MATERIAL SUPPLIED: Begin

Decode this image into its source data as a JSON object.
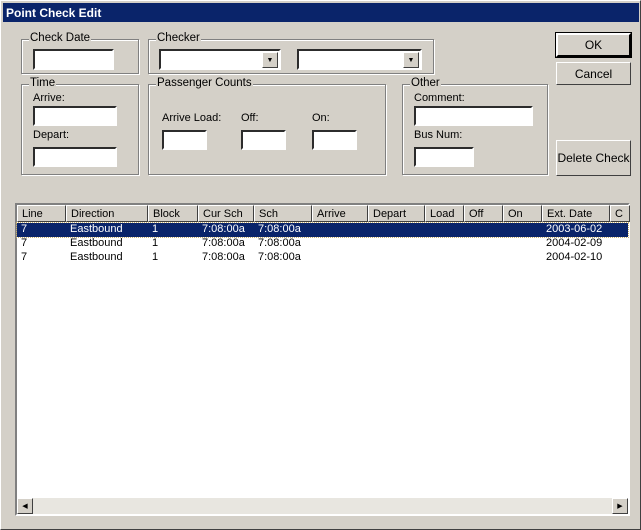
{
  "window": {
    "title": "Point Check Edit"
  },
  "check_date": {
    "label": "Check Date",
    "value": ""
  },
  "checker": {
    "label": "Checker",
    "first_value": "",
    "second_value": ""
  },
  "time": {
    "label": "Time",
    "arrive_label": "Arrive:",
    "depart_label": "Depart:",
    "arrive_value": "",
    "depart_value": ""
  },
  "passenger_counts": {
    "label": "Passenger Counts",
    "arrive_load_label": "Arrive Load:",
    "off_label": "Off:",
    "on_label": "On:"
  },
  "other": {
    "label": "Other",
    "comment_label": "Comment:",
    "bus_num_label": "Bus Num:"
  },
  "buttons": {
    "ok": "OK",
    "cancel": "Cancel",
    "delete_check": "Delete Check"
  },
  "table": {
    "columns": [
      "Line",
      "Direction",
      "Block",
      "Cur Sch",
      "Sch",
      "Arrive",
      "Depart",
      "Load",
      "Off",
      "On",
      "Ext. Date",
      "C"
    ],
    "rows": [
      [
        "7",
        "Eastbound",
        "1",
        "7:08:00a",
        "7:08:00a",
        "",
        "",
        "",
        "",
        "",
        "2003-06-02"
      ],
      [
        "7",
        "Eastbound",
        "1",
        "7:08:00a",
        "7:08:00a",
        "",
        "",
        "",
        "",
        "",
        "2004-02-09"
      ],
      [
        "7",
        "Eastbound",
        "1",
        "7:08:00a",
        "7:08:00a",
        "",
        "",
        "",
        "",
        "",
        "2004-02-10"
      ]
    ],
    "selected_row": 0
  }
}
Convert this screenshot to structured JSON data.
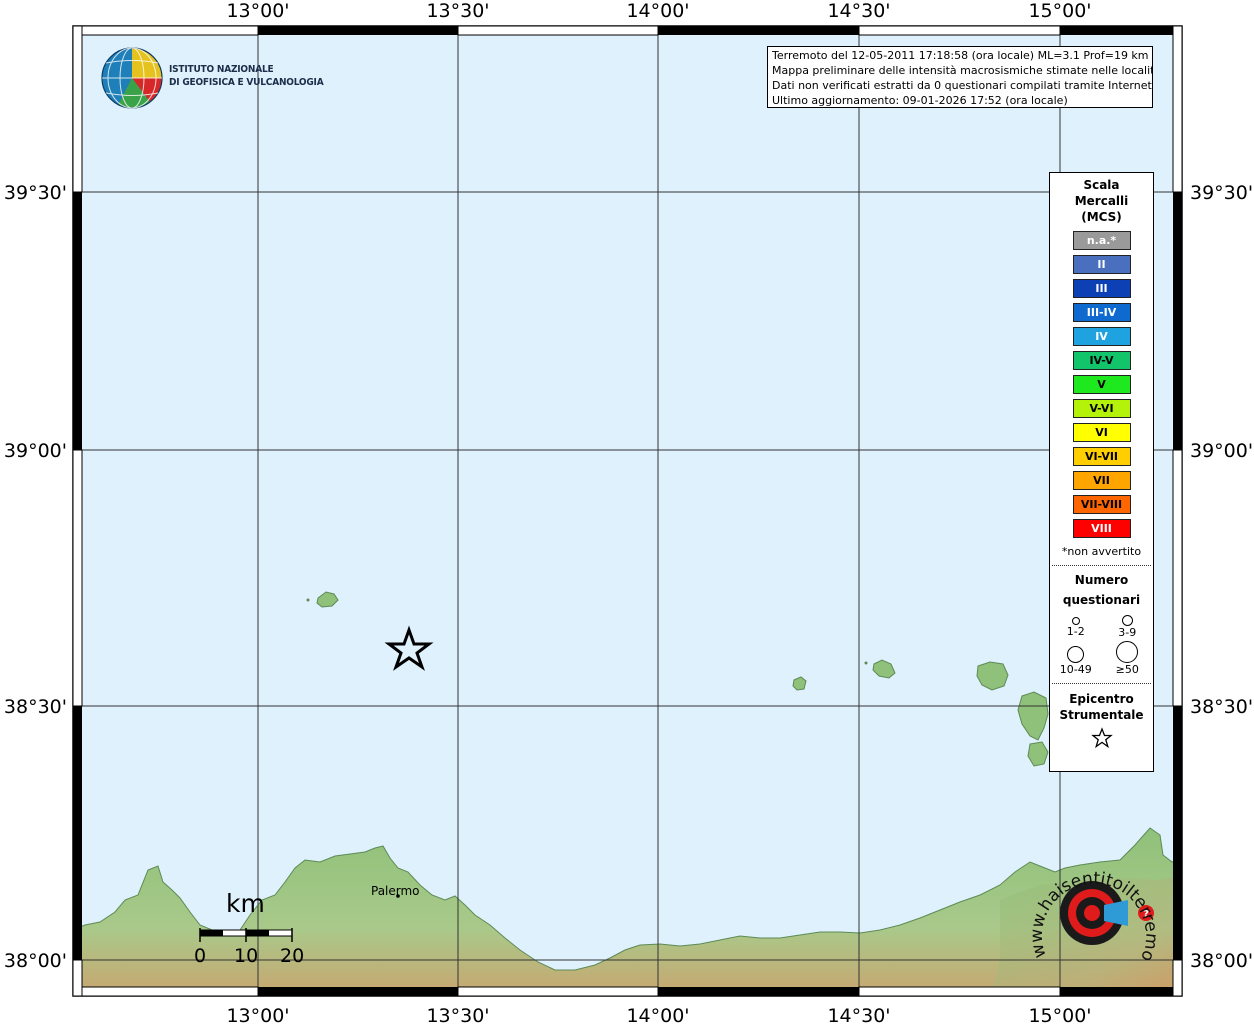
{
  "map": {
    "top_ticks": [
      "13°00'",
      "13°30'",
      "14°00'",
      "14°30'",
      "15°00'"
    ],
    "bottom_ticks": [
      "13°00'",
      "13°30'",
      "14°00'",
      "14°30'",
      "15°00'"
    ],
    "left_ticks": [
      "39°30'",
      "39°00'",
      "38°30'",
      "38°00'"
    ],
    "right_ticks": [
      "39°30'",
      "39°00'",
      "38°30'",
      "38°00'"
    ],
    "colors": {
      "sea": "#dff1fc",
      "land_low": "#8fc17a",
      "land_high": "#c9a56f",
      "grid": "#333333"
    }
  },
  "institute": {
    "line1": "ISTITUTO NAZIONALE",
    "line2": "DI GEOFISICA E VULCANOLOGIA"
  },
  "info": {
    "line1": "Terremoto del 12-05-2011 17:18:58 (ora locale) ML=3.1 Prof=19 km",
    "line2": "Mappa preliminare delle intensità macrosismiche stimate nelle località",
    "line3": "Dati non verificati estratti da 0 questionari compilati tramite Internet.",
    "line4": "Ultimo aggiornamento: 09-01-2026 17:52 (ora locale)"
  },
  "legend": {
    "title1": "Scala",
    "title2": "Mercalli",
    "title3": "(MCS)",
    "mcs": [
      {
        "label": "n.a.*",
        "color": "#9a9a9a",
        "text": "#ffffff"
      },
      {
        "label": "II",
        "color": "#4a6fbf",
        "text": "#ffffff"
      },
      {
        "label": "III",
        "color": "#0d3fb5",
        "text": "#ffffff"
      },
      {
        "label": "III-IV",
        "color": "#0f6ad0",
        "text": "#ffffff"
      },
      {
        "label": "IV",
        "color": "#1ea3e0",
        "text": "#ffffff"
      },
      {
        "label": "IV-V",
        "color": "#12c46a",
        "text": "#000000"
      },
      {
        "label": "V",
        "color": "#1ee81e",
        "text": "#000000"
      },
      {
        "label": "V-VI",
        "color": "#b5f20a",
        "text": "#000000"
      },
      {
        "label": "VI",
        "color": "#ffff00",
        "text": "#000000"
      },
      {
        "label": "VI-VII",
        "color": "#ffce00",
        "text": "#000000"
      },
      {
        "label": "VII",
        "color": "#ffa500",
        "text": "#000000"
      },
      {
        "label": "VII-VIII",
        "color": "#ff6600",
        "text": "#000000"
      },
      {
        "label": "VIII",
        "color": "#ff0000",
        "text": "#ffffff"
      }
    ],
    "footnote": "*non avvertito",
    "questionnaires_title1": "Numero",
    "questionnaires_title2": "questionari",
    "q_labels": [
      "1-2",
      "3-9",
      "10-49",
      "≥50"
    ],
    "epicenter_title1": "Epicentro",
    "epicenter_title2": "Strumentale"
  },
  "places": {
    "city": "Palermo"
  },
  "scale_bar": {
    "unit": "km",
    "ticks": [
      "0",
      "10",
      "20"
    ]
  },
  "watermark": {
    "text": "www.haisentitoilterremoto.it"
  }
}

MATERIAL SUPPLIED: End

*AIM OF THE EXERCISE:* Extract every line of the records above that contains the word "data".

*ANSWER AREA:*
Decode this image into its source data as a JSON object.
Convert this screenshot to structured JSON data.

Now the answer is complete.